Imagine inviting 12 friends to a dinner party--six men and six women. Look around the room and consider this: sometime in the future, two of the women and three of the men will develop cancer. Depressing as it seems, those are the odds we all must...
Green Glass: Stylish Window Treatments Help Clear the Air
There's that draft of wind again, and this time it was strong. You head toward the thermostat and turn the heat up some more. But that won't solve your problem. According to the Department of Energy (DOE), 25 percent of the energy used to heat and...
L.A. Environmental: Hollywood's Best and Worst "Green" Movies
Name the speaker: "How many oil spills can we endure? Millions and millions of gallons of oil are now destroying the oceans and the many forms of life they support. Among these is plankton, which supplies 60 to 90 percent of the Earth's oxygen, and...
Looking at Lula: Brazil's Amazon Deforestation Worsens-Despite a "Green" President
Because no one can really picture just how vast 10,000 square miles is, those who talk about the Amazon region have found a handier way to illustrate the scale of rainforest destruction. The total area deforested over the years, for instance, was once...
Native Dumping Ground
The scent of sage and the pounding hooves of abundant wild game are a memory to the Skull Valley Band of Goshute Shoshone Indians in Utah, an hour from Salt Lake City. Today, when the people look north from their 18,000-acre reservation, they smell...
Poverty Is Terrorism
If our "mega-cities" coverage in this issue doesn't convince our readers and the substantial audience of international politicians and journalists also receiving it that the world has much bigger problems on its hands than terrorism, then I don't know...
Saving Sealife
In the spring of 1984, Peter Wallerstein received a phone call about an adult whale and her calf struggling to free themselves from the cutting confines of a gill net. Many of his previous phone calls to the Los Angeles city, authorities had gone unanswered,...
The Asian Invasion: Uncovering the Secrets of the Far East Diet
Asian food is everywhere. Cheap packets of ramen noodles make up a large portion of a typical college student s diet. Green tea is a common sight on grocery store shelves, not only as a drink but also as a dietary supplement. Egg rolls, wonton soup...
The Hundred Year War: Fighting to Save Hetch Hetchy-Again
When Congress passed the Raker Act in 1913, granting San Francisco the right to flood the Hetch Hetchy Valley in Yosemite National Park to bring water and hydroelectric power to a city devastated by the earthquake and fires of 1906, it was supposed...
Trekking for Change: Vietnam's Hill Tribes Benefit from Ecotourism
High on a mountain in northern Vietnam, the fertile wealth of forests and paddies belies the poverty of the people who live among them. Most houses are thin screens of wood with mud floors and no doors. Chickens and pigs wander in and out of the kitchens,...
Whale Falls: It's Not Just a Carcass, It's Dinner

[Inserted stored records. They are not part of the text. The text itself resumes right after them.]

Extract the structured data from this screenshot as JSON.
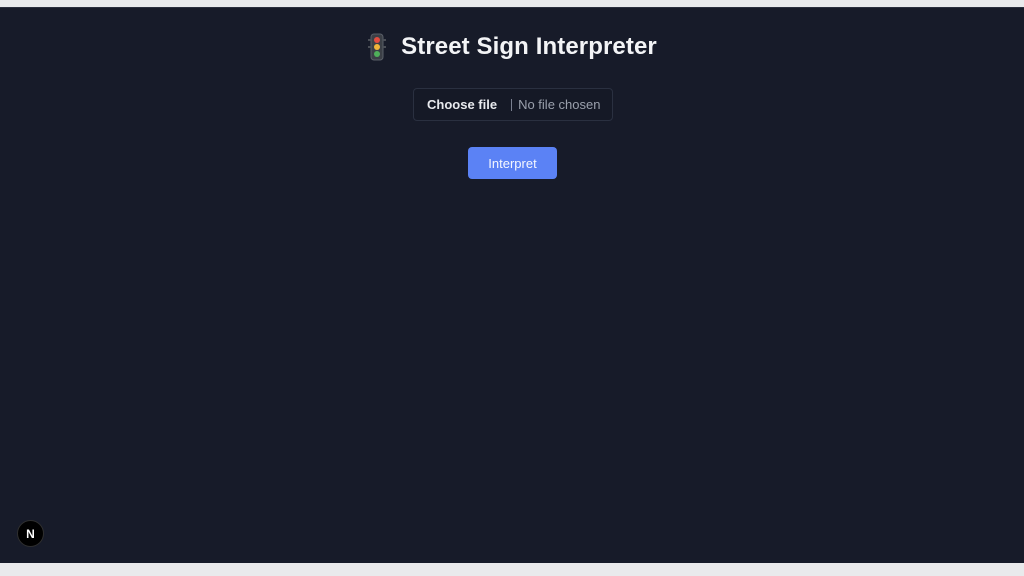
{
  "header": {
    "icon": "traffic-light-icon",
    "title": "Street Sign Interpreter"
  },
  "file_input": {
    "button_label": "Choose file",
    "status": "No file chosen"
  },
  "actions": {
    "interpret_label": "Interpret"
  },
  "dev_badge": {
    "icon": "nextjs-icon",
    "letter": "N"
  },
  "colors": {
    "background": "#171b29",
    "accent": "#5b82f5",
    "title_text": "#f3f4f6"
  }
}
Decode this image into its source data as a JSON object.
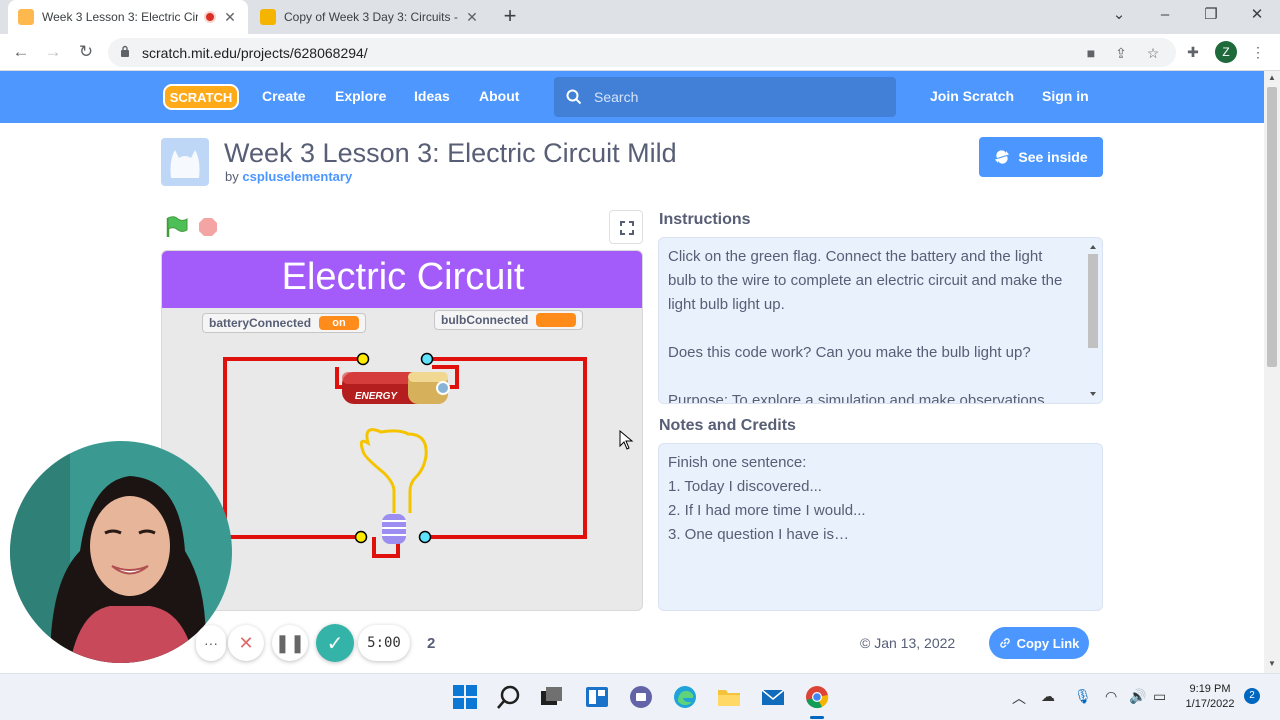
{
  "browser": {
    "tabs": [
      {
        "title": "Week 3 Lesson 3: Electric Circ",
        "active": true
      },
      {
        "title": "Copy of Week 3 Day 3: Circuits -",
        "active": false
      }
    ],
    "url": "scratch.mit.edu/projects/628068294/",
    "profile_initial": "Z"
  },
  "nav": {
    "logo": "SCRATCH",
    "links": [
      "Create",
      "Explore",
      "Ideas",
      "About"
    ],
    "search_placeholder": "Search",
    "join": "Join Scratch",
    "signin": "Sign in"
  },
  "project": {
    "title": "Week 3 Lesson 3: Electric Circuit Mild",
    "by": "by",
    "author": "cspluselementary",
    "see_inside": "See inside",
    "date": "Jan 13, 2022",
    "copy_link": "Copy Link"
  },
  "stage": {
    "banner": "Electric Circuit",
    "monitors": [
      {
        "label": "batteryConnected",
        "value": "on"
      },
      {
        "label": "bulbConnected",
        "value": ""
      }
    ],
    "battery_label": "ENERGY",
    "colors": {
      "wire": "#e0100c",
      "banner": "#a35cf9",
      "monitor": "#ff8c1a"
    }
  },
  "instructions": {
    "heading": "Instructions",
    "paragraphs": [
      "Click on the green flag. Connect the battery and the light bulb to the wire to complete an electric circuit and make the light bulb light up.",
      "Does this code work? Can you make the bulb light up?",
      "Purpose: To explore a simulation and make observations"
    ]
  },
  "notes": {
    "heading": "Notes and Credits",
    "lines": [
      "Finish one sentence:",
      "1. Today I discovered...",
      "2. If I had more time I would...",
      "3. One question I have is…"
    ]
  },
  "recorder": {
    "timer": "5:00",
    "count": "2"
  },
  "taskbar": {
    "time": "9:19 PM",
    "date": "1/17/2022",
    "notifications": "2"
  }
}
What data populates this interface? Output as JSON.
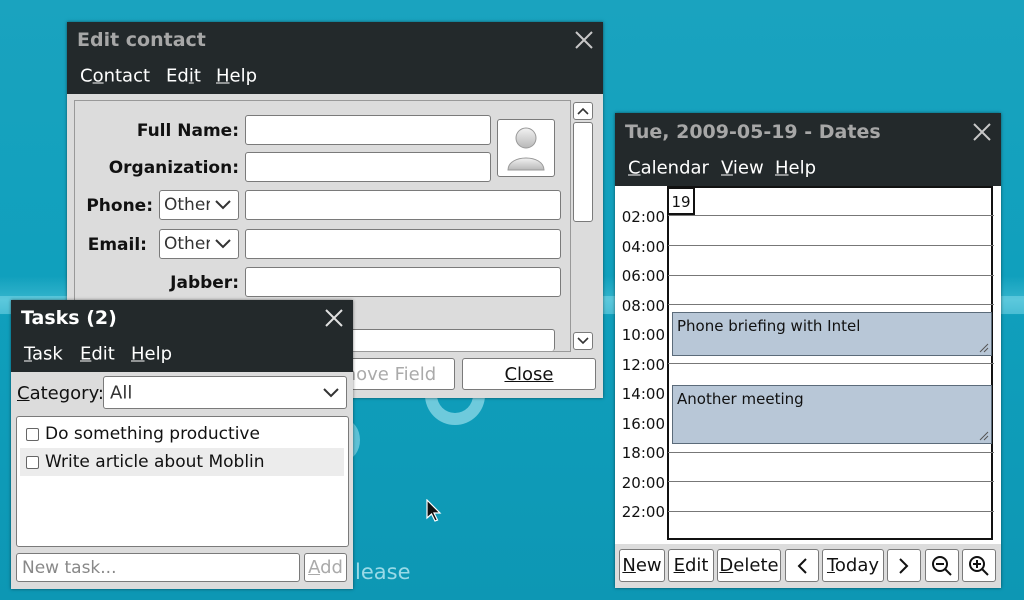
{
  "desktop": {
    "background_text": "lease"
  },
  "edit_contact": {
    "title": "Edit contact",
    "menus": [
      {
        "pre": "C",
        "u": "o",
        "post": "ntact"
      },
      {
        "pre": "Ed",
        "u": "i",
        "post": "t"
      },
      {
        "pre": "",
        "u": "H",
        "post": "elp"
      }
    ],
    "labels": {
      "full_name": "Full Name:",
      "organization": "Organization:",
      "phone": "Phone:",
      "email": "Email:",
      "jabber": "Jabber:"
    },
    "phone_type": "Other",
    "email_type": "Other",
    "remove_field": "Remove Field",
    "close": "Close"
  },
  "tasks": {
    "title": "Tasks (2)",
    "menus": [
      {
        "pre": "",
        "u": "T",
        "post": "ask"
      },
      {
        "pre": "",
        "u": "E",
        "post": "dit"
      },
      {
        "pre": "",
        "u": "H",
        "post": "elp"
      }
    ],
    "category_label_u": "C",
    "category_label_rest": "ategory:",
    "category_value": "All",
    "items": [
      {
        "text": "Do something productive",
        "checked": false
      },
      {
        "text": "Write article about Moblin",
        "checked": false
      }
    ],
    "new_task_placeholder": "New task...",
    "add_u": "A",
    "add_rest": "dd"
  },
  "dates": {
    "title": "Tue, 2009-05-19 - Dates",
    "menus": [
      {
        "pre": "",
        "u": "C",
        "post": "alendar"
      },
      {
        "pre": "",
        "u": "V",
        "post": "iew"
      },
      {
        "pre": "",
        "u": "H",
        "post": "elp"
      }
    ],
    "day_number": "19",
    "hours": [
      "02:00",
      "04:00",
      "06:00",
      "08:00",
      "10:00",
      "12:00",
      "14:00",
      "16:00",
      "18:00",
      "20:00",
      "22:00"
    ],
    "events": [
      {
        "title": "Phone briefing with Intel"
      },
      {
        "title": "Another meeting"
      }
    ],
    "toolbar": {
      "new_u": "N",
      "new_rest": "ew",
      "edit_u": "E",
      "edit_rest": "dit",
      "delete_u": "D",
      "delete_rest": "elete",
      "today_u": "T",
      "today_rest": "oday"
    }
  }
}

It isn't easy, towing a dead whale out to sea and trying to sink it to the bottom of the ocean. Just ask Craig Smith. "The largest we sunk was about 30 tons, and that was a gray whale, and very challenging," recalls Smith, a professor of biological...